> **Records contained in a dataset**
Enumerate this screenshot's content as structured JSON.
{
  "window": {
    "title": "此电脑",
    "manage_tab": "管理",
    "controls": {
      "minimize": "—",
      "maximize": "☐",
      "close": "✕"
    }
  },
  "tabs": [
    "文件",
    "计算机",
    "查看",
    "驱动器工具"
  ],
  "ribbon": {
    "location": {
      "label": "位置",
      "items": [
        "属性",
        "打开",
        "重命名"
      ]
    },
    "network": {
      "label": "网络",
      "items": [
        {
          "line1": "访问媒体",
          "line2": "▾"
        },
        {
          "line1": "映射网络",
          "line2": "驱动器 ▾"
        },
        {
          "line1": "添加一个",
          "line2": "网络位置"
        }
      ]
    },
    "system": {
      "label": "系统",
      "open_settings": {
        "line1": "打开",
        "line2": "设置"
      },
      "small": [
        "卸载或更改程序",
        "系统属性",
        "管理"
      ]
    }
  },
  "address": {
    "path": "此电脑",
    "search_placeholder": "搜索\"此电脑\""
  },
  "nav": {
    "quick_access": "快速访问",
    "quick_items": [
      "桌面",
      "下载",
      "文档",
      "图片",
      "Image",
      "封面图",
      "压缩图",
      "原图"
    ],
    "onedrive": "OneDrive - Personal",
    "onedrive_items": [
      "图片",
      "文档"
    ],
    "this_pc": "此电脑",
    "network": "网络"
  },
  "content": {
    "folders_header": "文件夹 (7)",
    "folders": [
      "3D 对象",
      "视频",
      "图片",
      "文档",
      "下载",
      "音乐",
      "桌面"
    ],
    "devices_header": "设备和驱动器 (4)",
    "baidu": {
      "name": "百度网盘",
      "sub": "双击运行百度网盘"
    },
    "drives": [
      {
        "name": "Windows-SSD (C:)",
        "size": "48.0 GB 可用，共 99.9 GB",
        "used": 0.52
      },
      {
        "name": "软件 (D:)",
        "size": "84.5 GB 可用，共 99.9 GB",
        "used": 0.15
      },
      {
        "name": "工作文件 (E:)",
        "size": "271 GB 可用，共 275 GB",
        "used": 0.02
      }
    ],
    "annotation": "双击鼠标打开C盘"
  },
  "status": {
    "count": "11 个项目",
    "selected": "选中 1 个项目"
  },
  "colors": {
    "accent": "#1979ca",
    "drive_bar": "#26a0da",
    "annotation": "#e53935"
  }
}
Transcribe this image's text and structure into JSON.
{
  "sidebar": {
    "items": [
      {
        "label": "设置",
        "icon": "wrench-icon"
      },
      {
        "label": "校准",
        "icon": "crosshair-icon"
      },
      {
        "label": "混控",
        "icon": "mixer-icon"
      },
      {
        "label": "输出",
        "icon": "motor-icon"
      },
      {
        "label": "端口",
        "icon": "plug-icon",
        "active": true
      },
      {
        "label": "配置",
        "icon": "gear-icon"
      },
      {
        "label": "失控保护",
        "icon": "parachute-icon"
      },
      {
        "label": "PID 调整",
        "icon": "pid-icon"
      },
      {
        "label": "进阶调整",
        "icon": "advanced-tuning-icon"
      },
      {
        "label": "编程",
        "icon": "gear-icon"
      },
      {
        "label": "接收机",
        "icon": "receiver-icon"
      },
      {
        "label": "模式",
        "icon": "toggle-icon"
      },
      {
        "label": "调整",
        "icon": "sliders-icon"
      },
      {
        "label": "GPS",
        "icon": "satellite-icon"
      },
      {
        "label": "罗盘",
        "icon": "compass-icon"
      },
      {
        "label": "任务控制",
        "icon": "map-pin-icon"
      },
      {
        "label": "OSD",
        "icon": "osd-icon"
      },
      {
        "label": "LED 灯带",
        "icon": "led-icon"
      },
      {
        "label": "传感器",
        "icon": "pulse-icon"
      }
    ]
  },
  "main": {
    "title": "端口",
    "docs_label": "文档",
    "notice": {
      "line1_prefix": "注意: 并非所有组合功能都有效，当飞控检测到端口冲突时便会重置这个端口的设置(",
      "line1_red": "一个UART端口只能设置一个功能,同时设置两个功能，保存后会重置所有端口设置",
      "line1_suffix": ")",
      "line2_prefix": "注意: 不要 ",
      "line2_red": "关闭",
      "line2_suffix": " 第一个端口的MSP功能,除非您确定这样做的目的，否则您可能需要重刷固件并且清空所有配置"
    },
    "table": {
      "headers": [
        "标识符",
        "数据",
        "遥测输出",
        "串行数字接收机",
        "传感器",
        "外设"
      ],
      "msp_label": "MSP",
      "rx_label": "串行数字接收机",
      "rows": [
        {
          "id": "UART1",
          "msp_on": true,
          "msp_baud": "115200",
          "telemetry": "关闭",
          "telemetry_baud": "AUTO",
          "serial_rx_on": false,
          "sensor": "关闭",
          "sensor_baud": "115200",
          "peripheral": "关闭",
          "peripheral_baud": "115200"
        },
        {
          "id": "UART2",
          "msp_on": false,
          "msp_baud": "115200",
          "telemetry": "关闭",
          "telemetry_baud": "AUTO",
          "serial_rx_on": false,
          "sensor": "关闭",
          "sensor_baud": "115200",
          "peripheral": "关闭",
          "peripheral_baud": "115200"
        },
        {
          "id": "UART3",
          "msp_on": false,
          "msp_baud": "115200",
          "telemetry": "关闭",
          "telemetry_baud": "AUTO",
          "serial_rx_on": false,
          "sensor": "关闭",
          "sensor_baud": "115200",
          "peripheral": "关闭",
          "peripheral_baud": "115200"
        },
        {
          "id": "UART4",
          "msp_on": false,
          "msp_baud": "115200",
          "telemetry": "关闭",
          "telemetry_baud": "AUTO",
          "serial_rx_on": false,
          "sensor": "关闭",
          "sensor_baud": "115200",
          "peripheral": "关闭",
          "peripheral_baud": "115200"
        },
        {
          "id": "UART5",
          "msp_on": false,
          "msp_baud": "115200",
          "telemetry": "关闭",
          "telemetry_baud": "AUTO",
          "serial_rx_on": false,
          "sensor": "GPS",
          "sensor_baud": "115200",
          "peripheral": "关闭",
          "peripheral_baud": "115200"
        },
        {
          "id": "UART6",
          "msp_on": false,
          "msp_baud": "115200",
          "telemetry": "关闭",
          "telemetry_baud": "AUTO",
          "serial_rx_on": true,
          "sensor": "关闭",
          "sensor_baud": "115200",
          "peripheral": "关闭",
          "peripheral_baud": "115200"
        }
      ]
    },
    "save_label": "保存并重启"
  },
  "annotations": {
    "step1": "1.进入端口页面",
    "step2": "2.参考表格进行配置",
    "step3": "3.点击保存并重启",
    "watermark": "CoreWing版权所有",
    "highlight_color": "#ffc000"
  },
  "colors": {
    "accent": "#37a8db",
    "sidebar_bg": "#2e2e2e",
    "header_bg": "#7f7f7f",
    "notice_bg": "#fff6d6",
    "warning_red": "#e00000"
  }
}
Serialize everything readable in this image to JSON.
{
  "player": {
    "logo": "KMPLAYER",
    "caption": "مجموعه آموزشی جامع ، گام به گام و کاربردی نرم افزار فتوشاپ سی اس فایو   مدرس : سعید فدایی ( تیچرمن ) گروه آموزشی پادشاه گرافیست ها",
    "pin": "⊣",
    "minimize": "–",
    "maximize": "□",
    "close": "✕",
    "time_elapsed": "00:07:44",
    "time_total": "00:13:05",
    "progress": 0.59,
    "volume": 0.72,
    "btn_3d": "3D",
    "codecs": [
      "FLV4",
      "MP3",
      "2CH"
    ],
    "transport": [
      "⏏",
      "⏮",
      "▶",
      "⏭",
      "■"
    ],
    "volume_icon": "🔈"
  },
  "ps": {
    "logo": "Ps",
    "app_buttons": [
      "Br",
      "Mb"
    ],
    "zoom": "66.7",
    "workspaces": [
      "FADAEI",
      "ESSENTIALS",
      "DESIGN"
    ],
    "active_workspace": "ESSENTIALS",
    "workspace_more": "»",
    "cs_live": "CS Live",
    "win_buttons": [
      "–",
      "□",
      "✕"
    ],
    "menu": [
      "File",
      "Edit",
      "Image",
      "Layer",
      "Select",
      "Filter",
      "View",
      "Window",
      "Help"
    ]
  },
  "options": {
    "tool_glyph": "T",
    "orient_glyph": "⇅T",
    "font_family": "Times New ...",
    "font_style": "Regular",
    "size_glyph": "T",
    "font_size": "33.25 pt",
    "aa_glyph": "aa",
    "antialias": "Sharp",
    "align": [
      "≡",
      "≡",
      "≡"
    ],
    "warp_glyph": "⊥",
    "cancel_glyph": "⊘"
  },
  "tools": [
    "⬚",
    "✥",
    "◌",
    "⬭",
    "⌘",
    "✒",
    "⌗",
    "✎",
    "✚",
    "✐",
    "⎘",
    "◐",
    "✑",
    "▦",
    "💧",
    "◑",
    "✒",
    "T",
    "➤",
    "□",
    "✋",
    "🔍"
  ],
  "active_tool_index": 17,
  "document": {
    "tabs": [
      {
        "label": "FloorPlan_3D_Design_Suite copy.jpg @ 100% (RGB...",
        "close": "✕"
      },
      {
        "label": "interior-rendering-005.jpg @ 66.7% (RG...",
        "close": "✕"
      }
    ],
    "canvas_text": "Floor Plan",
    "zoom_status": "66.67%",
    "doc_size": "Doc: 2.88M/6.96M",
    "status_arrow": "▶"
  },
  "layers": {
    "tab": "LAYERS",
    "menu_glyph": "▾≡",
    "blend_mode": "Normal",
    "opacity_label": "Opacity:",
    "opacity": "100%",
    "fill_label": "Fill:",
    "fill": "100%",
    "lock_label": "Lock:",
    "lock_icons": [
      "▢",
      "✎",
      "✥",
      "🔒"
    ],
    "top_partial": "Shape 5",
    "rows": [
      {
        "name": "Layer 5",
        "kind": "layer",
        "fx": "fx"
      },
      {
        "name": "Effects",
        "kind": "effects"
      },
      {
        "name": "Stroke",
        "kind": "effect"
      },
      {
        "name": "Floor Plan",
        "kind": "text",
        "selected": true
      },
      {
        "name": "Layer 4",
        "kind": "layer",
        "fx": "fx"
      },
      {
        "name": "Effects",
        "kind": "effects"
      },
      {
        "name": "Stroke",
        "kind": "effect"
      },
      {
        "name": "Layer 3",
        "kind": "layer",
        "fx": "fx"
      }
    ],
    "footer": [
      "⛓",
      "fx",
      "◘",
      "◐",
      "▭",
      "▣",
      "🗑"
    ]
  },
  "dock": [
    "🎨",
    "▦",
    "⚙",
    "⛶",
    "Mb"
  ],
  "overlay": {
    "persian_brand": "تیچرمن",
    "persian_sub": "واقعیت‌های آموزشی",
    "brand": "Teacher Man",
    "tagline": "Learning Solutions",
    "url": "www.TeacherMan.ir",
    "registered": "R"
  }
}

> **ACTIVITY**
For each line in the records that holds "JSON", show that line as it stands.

> **SOLUTION**
Enumerate this screenshot's content as structured JSON.
Transcribe this image's text and structure into JSON.
Serialize everything readable in this image to JSON.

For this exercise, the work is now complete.